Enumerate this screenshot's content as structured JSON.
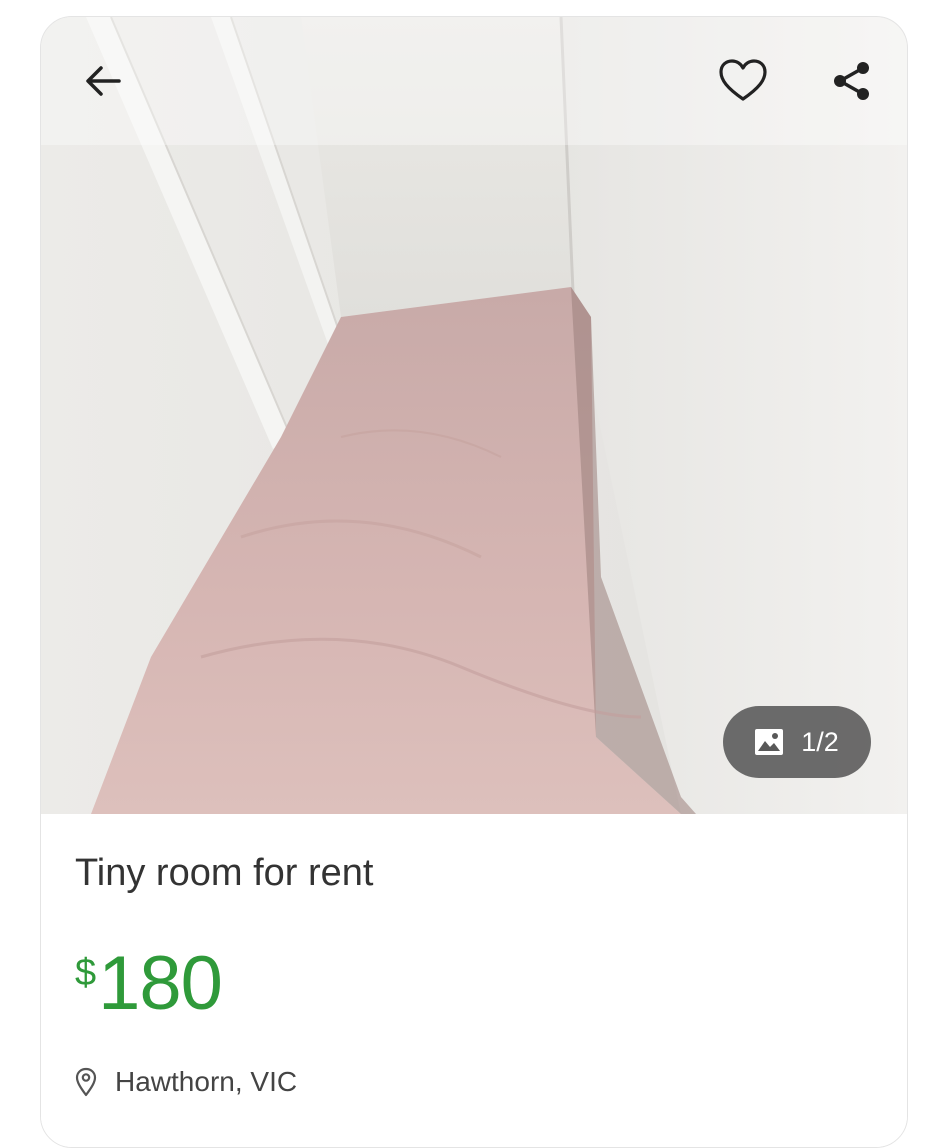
{
  "listing": {
    "title": "Tiny room for rent",
    "price_currency": "$",
    "price_amount": "180",
    "location": "Hawthorn, VIC"
  },
  "gallery": {
    "counter": "1/2"
  },
  "colors": {
    "price": "#2f9a3a",
    "counter_bg": "#585858"
  },
  "icons": {
    "back": "arrow-left-icon",
    "favorite": "heart-icon",
    "share": "share-icon",
    "gallery": "image-icon",
    "location": "map-pin-icon"
  }
}
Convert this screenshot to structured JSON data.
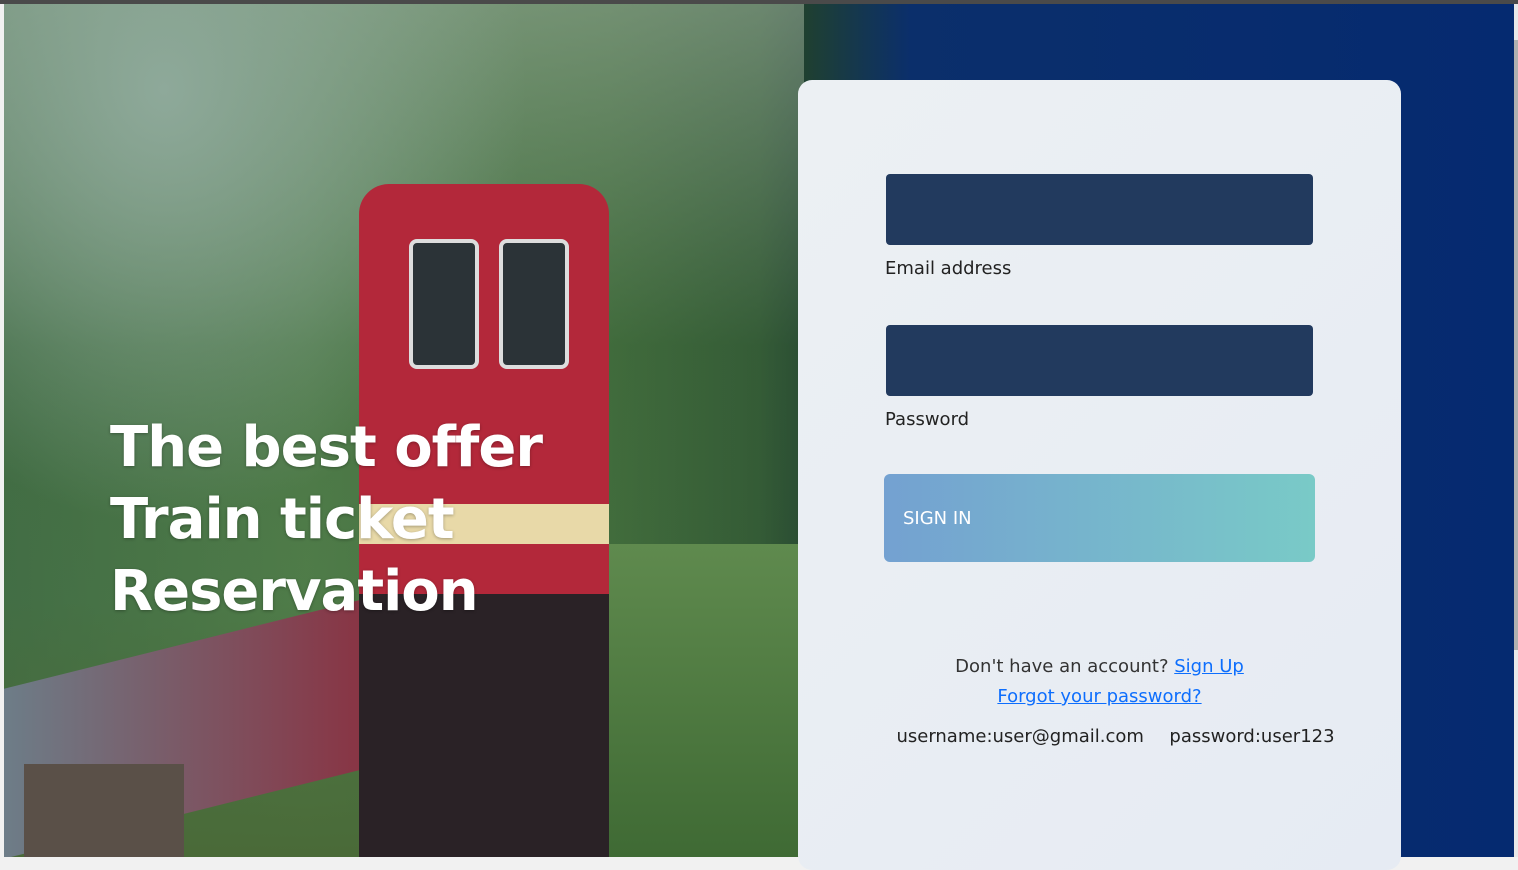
{
  "hero": {
    "title_lines": [
      "The best offer",
      "Train ticket",
      "Reservation"
    ]
  },
  "login": {
    "email_label": "Email address",
    "email_value": "",
    "password_label": "Password",
    "password_value": "",
    "signin_label": "SIGN IN",
    "no_account_text": "Don't have an account?",
    "signup_link": "Sign Up",
    "forgot_link": "Forgot your password?",
    "demo_username": "username:user@gmail.com",
    "demo_password": "password:user123"
  },
  "colors": {
    "input_bg": "#223a5e",
    "button_start": "#74a1d1",
    "button_end": "#79cac7",
    "link": "#0d6efd",
    "right_bg": "#052a70"
  }
}
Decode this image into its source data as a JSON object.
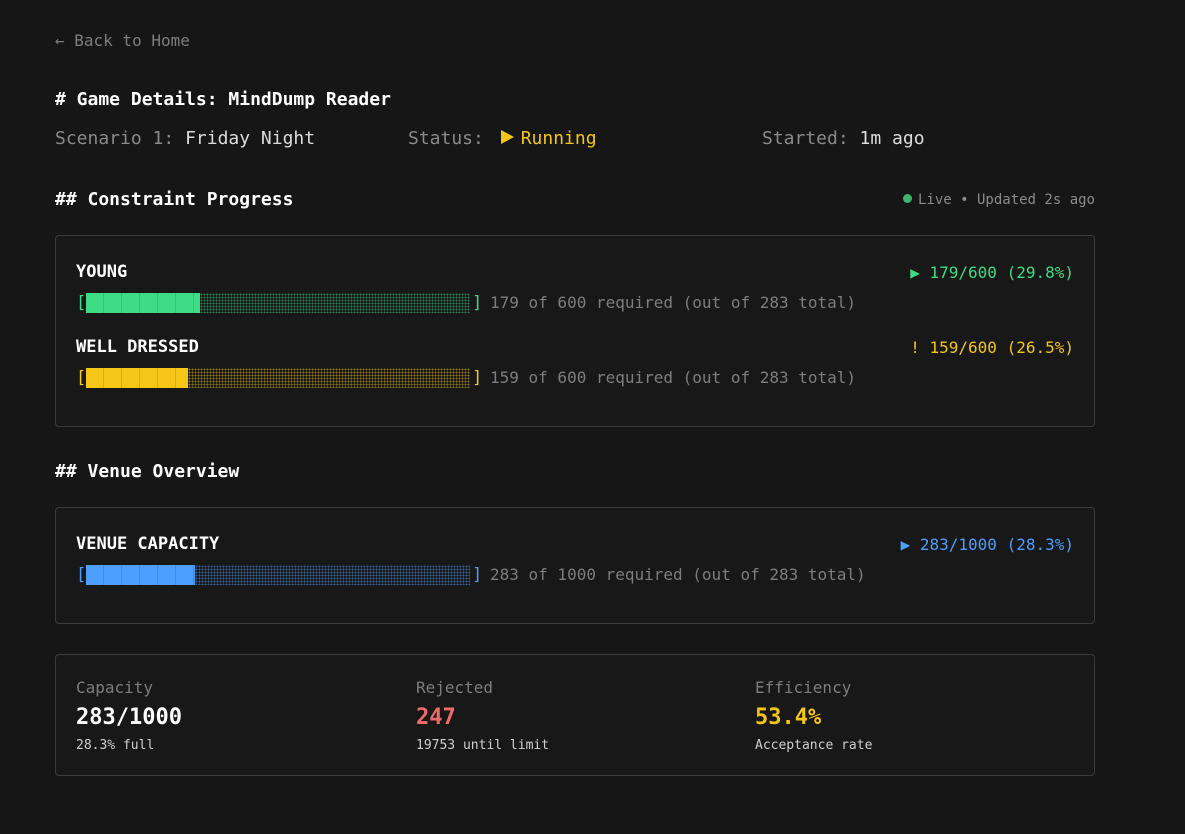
{
  "nav": {
    "back_label": "← Back to Home"
  },
  "header": {
    "title": "# Game Details: MindDump Reader",
    "scenario_label": "Scenario 1:",
    "scenario_value": "Friday Night",
    "status_label": "Status:",
    "status_icon": "play-icon",
    "status_value": "Running",
    "started_label": "Started:",
    "started_value": "1m ago"
  },
  "constraints": {
    "title": "## Constraint Progress",
    "live_label": "Live • Updated 2s ago",
    "items": [
      {
        "name": "YOUNG",
        "stat_icon": "▶",
        "stat": "179/600 (29.8%)",
        "progress": 0.298,
        "note": "179 of 600 required (out of 283 total)",
        "color": "#3ddc84"
      },
      {
        "name": "WELL DRESSED",
        "stat_icon": "!",
        "stat": "159/600 (26.5%)",
        "progress": 0.265,
        "note": "159 of 600 required (out of 283 total)",
        "color": "#f5c518"
      }
    ]
  },
  "venue": {
    "title": "## Venue Overview",
    "capacity_name": "VENUE CAPACITY",
    "stat_icon": "▶",
    "stat": "283/1000 (28.3%)",
    "progress": 0.283,
    "note": "283 of 1000 required (out of 283 total)",
    "color": "#4d9eff"
  },
  "stats": {
    "capacity_label": "Capacity",
    "capacity_value": "283/1000",
    "capacity_sub": "28.3% full",
    "rejected_label": "Rejected",
    "rejected_value": "247",
    "rejected_sub": "19753 until limit",
    "efficiency_label": "Efficiency",
    "efficiency_value": "53.4%",
    "efficiency_sub": "Acceptance rate",
    "colors": {
      "capacity": "#ffffff",
      "rejected": "#f26b6b",
      "efficiency": "#f5c518"
    }
  }
}
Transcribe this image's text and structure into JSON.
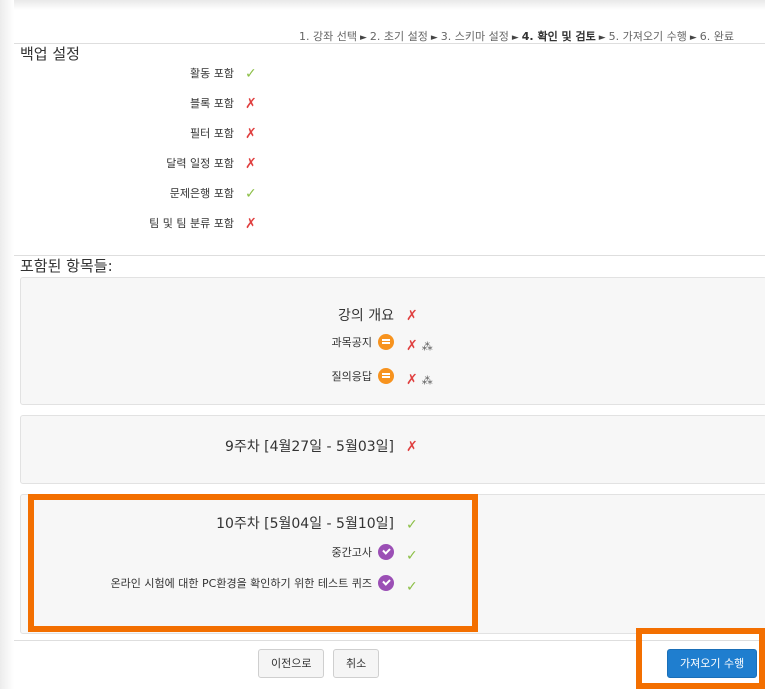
{
  "breadcrumb": [
    {
      "label": "1. 강좌 선택",
      "active": false
    },
    {
      "label": "2. 초기 설정",
      "active": false
    },
    {
      "label": "3. 스키마 설정",
      "active": false
    },
    {
      "label": "4. 확인 및 검토",
      "active": true
    },
    {
      "label": "5. 가져오기 수행",
      "active": false
    },
    {
      "label": "6. 완료",
      "active": false
    }
  ],
  "breadcrumb_separator": "►",
  "backup_settings": {
    "title": "백업 설정",
    "items": [
      {
        "label": "활동 포함",
        "included": true
      },
      {
        "label": "블록 포함",
        "included": false
      },
      {
        "label": "필터 포함",
        "included": false
      },
      {
        "label": "달력 일정 포함",
        "included": false
      },
      {
        "label": "문제은행 포함",
        "included": true
      },
      {
        "label": "팀 및 팀 분류 포함",
        "included": false
      }
    ]
  },
  "included_items": {
    "title": "포함된 항목들:",
    "sections": [
      {
        "name": "강의 개요",
        "included": false,
        "modules": [
          {
            "name": "과목공지",
            "icon": "forum-icon",
            "included": false,
            "user_data_warning": true
          },
          {
            "name": "질의응답",
            "icon": "forum-icon",
            "included": false,
            "user_data_warning": true
          }
        ]
      },
      {
        "name": "9주차 [4월27일 - 5월03일]",
        "included": false,
        "modules": []
      },
      {
        "name": "10주차 [5월04일 - 5월10일]",
        "included": true,
        "modules": [
          {
            "name": "중간고사",
            "icon": "quiz-icon",
            "included": true,
            "user_data_warning": false
          },
          {
            "name": "온라인 시험에 대한 PC환경을 확인하기 위한 테스트 퀴즈",
            "icon": "quiz-icon",
            "included": true,
            "user_data_warning": false
          }
        ]
      }
    ]
  },
  "symbols": {
    "yes": "✓",
    "no": "✗",
    "warning": "⁂"
  },
  "buttons": {
    "previous": "이전으로",
    "cancel": "취소",
    "perform_import": "가져오기 수행"
  },
  "colors": {
    "yes": "#8cbf47",
    "no": "#e04040",
    "highlight": "#f36f00",
    "primary": "#1f7ecf",
    "forum_icon": "#f7931e",
    "quiz_icon": "#9b4fb5"
  }
}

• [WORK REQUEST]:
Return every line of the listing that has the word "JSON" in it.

• [OUTPUT FOR THIS EXERCISE]:
Enumerate this screenshot's content as structured JSON.
Convert this screenshot to structured JSON data.
Decode this image into its source data as a JSON object.
Transcribe this image's text and structure into JSON.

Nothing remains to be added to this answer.